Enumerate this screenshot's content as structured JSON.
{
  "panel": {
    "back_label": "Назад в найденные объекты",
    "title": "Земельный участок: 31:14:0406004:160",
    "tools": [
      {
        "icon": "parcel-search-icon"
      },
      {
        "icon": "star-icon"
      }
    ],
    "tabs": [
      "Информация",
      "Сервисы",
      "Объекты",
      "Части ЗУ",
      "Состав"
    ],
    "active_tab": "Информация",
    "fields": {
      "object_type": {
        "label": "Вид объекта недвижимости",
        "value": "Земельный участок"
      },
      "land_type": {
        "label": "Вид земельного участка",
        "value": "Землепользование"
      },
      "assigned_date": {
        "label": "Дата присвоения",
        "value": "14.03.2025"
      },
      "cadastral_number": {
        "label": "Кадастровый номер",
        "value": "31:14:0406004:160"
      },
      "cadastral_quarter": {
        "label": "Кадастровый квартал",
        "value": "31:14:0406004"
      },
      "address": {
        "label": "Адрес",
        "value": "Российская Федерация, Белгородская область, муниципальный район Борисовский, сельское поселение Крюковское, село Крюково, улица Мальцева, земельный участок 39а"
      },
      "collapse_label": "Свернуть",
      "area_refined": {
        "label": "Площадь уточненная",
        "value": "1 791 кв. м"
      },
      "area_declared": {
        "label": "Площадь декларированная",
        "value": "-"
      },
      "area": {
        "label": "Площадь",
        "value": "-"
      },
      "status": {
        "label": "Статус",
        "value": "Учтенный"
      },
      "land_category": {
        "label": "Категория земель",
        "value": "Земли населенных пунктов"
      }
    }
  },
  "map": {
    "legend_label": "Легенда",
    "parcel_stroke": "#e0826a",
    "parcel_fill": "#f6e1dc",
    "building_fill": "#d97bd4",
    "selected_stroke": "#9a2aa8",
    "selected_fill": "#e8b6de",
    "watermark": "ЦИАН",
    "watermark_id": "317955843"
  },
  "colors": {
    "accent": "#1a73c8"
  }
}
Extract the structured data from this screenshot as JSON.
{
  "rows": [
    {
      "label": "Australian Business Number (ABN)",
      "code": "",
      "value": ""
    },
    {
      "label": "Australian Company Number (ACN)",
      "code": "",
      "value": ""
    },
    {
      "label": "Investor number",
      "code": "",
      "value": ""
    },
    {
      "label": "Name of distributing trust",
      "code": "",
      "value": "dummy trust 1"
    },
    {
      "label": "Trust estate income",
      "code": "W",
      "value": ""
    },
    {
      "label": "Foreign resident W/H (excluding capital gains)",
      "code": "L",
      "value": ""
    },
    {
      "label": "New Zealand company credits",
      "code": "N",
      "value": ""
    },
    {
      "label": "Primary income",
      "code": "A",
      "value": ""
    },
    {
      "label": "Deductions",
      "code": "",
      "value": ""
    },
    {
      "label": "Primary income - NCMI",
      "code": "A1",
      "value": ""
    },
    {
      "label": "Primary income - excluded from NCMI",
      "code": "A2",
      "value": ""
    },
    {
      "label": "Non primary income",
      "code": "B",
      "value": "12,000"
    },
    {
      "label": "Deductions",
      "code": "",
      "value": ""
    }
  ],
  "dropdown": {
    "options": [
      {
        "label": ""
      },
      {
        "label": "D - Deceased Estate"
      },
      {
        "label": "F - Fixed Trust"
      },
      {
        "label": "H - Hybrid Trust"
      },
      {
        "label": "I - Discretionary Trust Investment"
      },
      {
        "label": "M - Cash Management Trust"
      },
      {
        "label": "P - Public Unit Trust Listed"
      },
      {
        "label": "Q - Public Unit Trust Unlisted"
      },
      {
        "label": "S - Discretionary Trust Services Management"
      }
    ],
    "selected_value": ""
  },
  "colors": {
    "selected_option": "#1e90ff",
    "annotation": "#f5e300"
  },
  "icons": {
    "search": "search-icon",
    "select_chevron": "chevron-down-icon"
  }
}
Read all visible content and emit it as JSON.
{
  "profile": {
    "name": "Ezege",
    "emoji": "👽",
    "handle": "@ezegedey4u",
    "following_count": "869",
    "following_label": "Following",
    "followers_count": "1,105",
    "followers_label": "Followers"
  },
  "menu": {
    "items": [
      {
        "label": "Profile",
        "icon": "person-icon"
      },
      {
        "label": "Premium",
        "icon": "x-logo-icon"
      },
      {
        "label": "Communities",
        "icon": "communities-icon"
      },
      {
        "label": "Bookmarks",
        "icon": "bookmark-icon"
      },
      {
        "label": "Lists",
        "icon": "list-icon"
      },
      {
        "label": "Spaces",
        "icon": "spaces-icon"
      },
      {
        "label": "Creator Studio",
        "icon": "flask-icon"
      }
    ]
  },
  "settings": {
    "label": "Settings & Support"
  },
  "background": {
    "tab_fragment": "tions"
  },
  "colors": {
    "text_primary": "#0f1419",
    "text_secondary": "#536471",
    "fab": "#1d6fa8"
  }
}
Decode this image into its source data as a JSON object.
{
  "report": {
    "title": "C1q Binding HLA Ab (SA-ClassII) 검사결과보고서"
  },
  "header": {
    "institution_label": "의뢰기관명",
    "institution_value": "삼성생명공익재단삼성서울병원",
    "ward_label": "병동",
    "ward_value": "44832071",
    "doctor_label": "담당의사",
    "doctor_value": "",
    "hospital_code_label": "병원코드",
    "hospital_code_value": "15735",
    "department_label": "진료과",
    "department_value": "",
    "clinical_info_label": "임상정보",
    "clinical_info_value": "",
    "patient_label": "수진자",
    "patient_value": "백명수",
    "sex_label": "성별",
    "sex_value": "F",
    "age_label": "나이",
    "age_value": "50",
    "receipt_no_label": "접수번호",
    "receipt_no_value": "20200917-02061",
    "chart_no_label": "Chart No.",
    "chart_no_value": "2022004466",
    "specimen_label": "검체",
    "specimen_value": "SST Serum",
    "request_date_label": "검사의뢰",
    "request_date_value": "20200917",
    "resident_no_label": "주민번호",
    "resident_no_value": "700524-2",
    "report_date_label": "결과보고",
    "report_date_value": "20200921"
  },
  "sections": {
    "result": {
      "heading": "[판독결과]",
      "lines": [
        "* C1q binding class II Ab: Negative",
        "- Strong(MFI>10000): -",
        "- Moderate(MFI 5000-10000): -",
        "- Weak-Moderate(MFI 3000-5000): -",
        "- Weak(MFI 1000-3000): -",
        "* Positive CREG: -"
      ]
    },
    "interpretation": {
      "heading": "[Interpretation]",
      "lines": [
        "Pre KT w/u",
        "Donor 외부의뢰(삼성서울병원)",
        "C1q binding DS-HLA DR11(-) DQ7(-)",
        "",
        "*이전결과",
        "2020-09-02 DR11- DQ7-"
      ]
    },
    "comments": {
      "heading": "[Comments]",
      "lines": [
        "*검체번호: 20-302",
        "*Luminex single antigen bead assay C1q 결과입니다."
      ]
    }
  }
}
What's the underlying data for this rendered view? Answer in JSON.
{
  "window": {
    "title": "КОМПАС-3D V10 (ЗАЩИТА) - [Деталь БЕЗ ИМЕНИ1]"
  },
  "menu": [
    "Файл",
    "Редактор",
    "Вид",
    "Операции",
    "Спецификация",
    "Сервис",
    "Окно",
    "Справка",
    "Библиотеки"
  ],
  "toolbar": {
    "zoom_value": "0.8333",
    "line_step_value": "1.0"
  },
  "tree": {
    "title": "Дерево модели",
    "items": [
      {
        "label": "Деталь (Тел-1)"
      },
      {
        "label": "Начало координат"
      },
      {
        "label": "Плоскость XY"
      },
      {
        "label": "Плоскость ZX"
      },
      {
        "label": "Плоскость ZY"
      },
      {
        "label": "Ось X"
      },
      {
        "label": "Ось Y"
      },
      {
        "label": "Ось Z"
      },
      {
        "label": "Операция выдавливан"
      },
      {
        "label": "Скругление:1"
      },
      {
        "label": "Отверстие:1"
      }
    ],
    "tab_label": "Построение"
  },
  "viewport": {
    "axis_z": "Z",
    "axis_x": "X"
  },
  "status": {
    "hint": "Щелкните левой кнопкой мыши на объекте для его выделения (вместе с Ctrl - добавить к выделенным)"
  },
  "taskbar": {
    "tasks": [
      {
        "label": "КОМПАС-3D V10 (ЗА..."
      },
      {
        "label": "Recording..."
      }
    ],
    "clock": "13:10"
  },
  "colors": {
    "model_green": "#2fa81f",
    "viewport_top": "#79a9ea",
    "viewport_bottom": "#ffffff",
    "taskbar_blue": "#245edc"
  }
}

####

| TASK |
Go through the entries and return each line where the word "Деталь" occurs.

| RESPONSE BELOW |
    "title": "КОМПАС-3D V10 (ЗАЩИТА) - [Деталь БЕЗ ИМЕНИ1]"
        "label": "Деталь (Тел-1)"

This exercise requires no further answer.